Last month Mindful.org published a great article by Sharon Begley breaking down why choking occurs under pressure and strategies to avoid it. Some of the highlights:
WHY DO PEOPLE CHOKE?
As has been noted in previous posts when a skill is well learned there should be less activation of the prefrontal cortex the area of the brain charged with higher level thinking including judgement, analysis, and problem solving. However, when we consciously focus on a task we engage this part of the brain shifting from a trusting mindset to a training mindset. This not only slows athletes down but creates a momentary gap between their genuine ability and their present capability.
HOW TO AVOID CHOKING?

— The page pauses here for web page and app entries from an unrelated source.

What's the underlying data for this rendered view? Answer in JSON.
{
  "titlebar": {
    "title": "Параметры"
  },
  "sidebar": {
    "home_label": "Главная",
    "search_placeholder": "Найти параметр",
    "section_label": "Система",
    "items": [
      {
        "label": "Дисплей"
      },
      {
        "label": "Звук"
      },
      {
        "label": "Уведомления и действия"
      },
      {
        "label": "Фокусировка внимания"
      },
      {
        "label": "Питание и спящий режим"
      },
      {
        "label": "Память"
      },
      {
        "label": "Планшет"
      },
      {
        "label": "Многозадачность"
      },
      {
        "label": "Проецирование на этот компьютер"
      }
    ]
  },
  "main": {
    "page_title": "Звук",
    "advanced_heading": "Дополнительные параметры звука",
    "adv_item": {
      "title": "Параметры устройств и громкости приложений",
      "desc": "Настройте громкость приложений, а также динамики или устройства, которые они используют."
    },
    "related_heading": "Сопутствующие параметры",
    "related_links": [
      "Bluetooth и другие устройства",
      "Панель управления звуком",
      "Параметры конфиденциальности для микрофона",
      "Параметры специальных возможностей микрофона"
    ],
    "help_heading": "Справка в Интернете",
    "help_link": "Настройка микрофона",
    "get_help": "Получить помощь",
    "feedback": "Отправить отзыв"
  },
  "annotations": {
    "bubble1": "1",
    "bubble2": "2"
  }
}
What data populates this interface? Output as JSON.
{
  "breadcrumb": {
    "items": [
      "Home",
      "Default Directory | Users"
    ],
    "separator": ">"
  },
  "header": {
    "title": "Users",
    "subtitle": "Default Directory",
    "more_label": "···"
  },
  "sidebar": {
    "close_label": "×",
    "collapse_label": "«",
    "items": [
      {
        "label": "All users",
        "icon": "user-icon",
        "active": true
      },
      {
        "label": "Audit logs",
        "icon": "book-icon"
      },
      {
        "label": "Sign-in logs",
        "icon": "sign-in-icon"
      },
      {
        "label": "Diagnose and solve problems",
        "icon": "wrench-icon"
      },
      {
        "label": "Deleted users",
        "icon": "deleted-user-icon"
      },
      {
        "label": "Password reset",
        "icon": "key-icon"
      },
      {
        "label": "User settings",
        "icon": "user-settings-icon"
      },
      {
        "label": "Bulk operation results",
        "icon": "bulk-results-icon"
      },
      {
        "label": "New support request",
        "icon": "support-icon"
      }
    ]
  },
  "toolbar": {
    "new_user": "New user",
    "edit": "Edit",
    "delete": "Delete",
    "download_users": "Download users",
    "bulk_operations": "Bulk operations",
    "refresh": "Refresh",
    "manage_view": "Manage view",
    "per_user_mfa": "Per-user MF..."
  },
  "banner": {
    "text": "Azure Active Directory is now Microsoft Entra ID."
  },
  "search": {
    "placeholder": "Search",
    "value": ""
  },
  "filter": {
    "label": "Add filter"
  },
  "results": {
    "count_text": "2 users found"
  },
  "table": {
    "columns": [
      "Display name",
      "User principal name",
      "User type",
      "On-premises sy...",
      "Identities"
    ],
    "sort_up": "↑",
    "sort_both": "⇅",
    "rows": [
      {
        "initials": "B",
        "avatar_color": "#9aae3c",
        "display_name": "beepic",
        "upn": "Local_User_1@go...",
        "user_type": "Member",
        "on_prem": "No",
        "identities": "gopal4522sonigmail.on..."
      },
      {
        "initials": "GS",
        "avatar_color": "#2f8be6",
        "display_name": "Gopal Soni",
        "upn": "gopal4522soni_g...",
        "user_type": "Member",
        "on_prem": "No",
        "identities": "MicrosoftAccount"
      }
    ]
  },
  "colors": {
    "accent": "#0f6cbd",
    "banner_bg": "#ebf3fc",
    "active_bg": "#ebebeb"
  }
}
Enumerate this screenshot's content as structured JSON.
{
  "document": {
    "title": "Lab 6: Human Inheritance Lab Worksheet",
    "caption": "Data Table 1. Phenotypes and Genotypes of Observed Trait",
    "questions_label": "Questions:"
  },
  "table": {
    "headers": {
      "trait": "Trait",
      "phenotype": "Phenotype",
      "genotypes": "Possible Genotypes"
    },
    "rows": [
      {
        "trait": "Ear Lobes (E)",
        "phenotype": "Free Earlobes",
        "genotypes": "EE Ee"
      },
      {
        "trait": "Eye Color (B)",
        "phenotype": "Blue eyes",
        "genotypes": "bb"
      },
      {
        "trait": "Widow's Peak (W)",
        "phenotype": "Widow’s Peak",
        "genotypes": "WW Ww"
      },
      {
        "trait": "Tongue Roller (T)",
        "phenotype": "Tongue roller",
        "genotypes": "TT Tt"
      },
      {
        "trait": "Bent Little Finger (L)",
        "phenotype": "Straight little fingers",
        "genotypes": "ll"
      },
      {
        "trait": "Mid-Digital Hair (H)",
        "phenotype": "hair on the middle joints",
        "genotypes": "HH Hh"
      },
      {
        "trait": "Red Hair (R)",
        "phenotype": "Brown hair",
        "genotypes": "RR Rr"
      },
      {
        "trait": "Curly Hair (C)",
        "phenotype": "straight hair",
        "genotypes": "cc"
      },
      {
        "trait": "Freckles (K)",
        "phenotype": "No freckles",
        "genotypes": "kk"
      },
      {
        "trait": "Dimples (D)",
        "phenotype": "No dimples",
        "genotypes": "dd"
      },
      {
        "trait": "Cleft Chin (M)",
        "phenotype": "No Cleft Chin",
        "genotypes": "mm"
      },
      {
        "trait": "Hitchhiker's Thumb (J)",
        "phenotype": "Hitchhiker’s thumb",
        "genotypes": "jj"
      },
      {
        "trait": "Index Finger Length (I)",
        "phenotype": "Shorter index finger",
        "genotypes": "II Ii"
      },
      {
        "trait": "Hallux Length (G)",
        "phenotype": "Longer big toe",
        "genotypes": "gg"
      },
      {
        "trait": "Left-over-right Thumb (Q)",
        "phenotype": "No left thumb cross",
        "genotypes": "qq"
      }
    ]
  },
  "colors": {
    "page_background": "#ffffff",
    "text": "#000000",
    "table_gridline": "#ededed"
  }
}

30 semi-professional soccer players who squeezed a ball with their left hand performed as well before a crowd as during practice, while non-squeezers missed more shots in the pressure situation. Similar tests performed on judo experts and badminton aces showed similar effects.
According to choking researcher Sian Bielock, who literally wrote the book on choking, singing activates areas of the brain that limit the impact of ruminating thoughts.

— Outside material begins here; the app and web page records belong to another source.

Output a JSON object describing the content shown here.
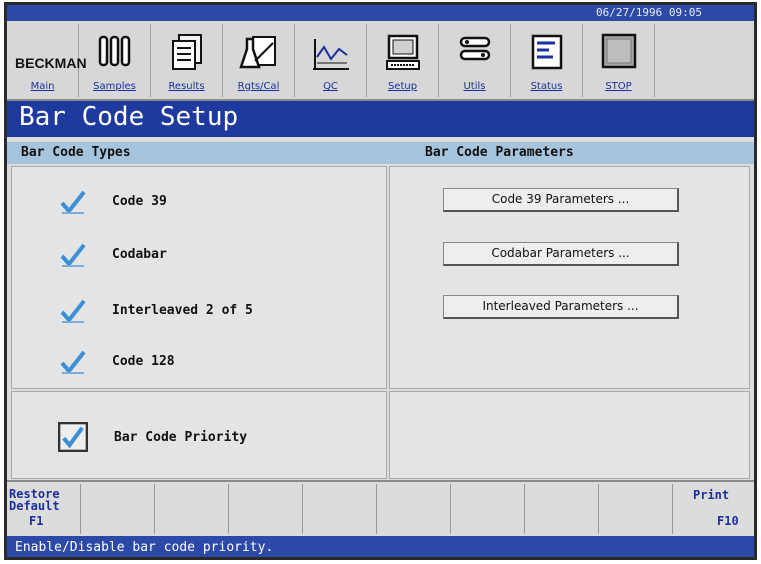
{
  "titlebar": {
    "datetime": "06/27/1996 09:05"
  },
  "toolbar": {
    "brand": "BECKMAN",
    "items": [
      {
        "label": "Main",
        "icon": "beckman-logo"
      },
      {
        "label": "Samples",
        "icon": "test-tubes-icon"
      },
      {
        "label": "Results",
        "icon": "results-stack-icon"
      },
      {
        "label": "Rgts/Cal",
        "icon": "reagent-flask-icon"
      },
      {
        "label": "QC",
        "icon": "qc-graph-icon"
      },
      {
        "label": "Setup",
        "icon": "computer-icon"
      },
      {
        "label": "Utils",
        "icon": "wrench-icon"
      },
      {
        "label": "Status",
        "icon": "status-document-icon"
      },
      {
        "label": "STOP",
        "icon": "stop-button-icon"
      }
    ]
  },
  "page_title": "Bar Code Setup",
  "sections": {
    "types_title": "Bar Code Types",
    "params_title": "Bar Code Parameters"
  },
  "types": [
    {
      "label": "Code 39",
      "checked": true
    },
    {
      "label": "Codabar",
      "checked": true
    },
    {
      "label": "Interleaved 2 of 5",
      "checked": true
    },
    {
      "label": "Code 128",
      "checked": true
    }
  ],
  "params": [
    {
      "label": "Code 39 Parameters ..."
    },
    {
      "label": "Codabar Parameters ..."
    },
    {
      "label": "Interleaved Parameters ..."
    }
  ],
  "priority": {
    "label": "Bar Code Priority",
    "checked": true
  },
  "fkeys": {
    "f1_line1": "Restore",
    "f1_line2": "Default",
    "f1_key": "F1",
    "f10_label": "Print",
    "f10_key": "F10"
  },
  "status_message": "Enable/Disable bar code priority.",
  "colors": {
    "title_blue": "#1f3a9e",
    "section_blue": "#a7c4dd",
    "check_blue": "#3b8fd6"
  }
}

A third strategy meditation was briefly discussed , but that topic will be explored in more detail in a future post.
Choking can impact anyone at anytime and it is useful to have a strategy in place to defend against it. Even better is to have a strategy that you have put into practice purposefully.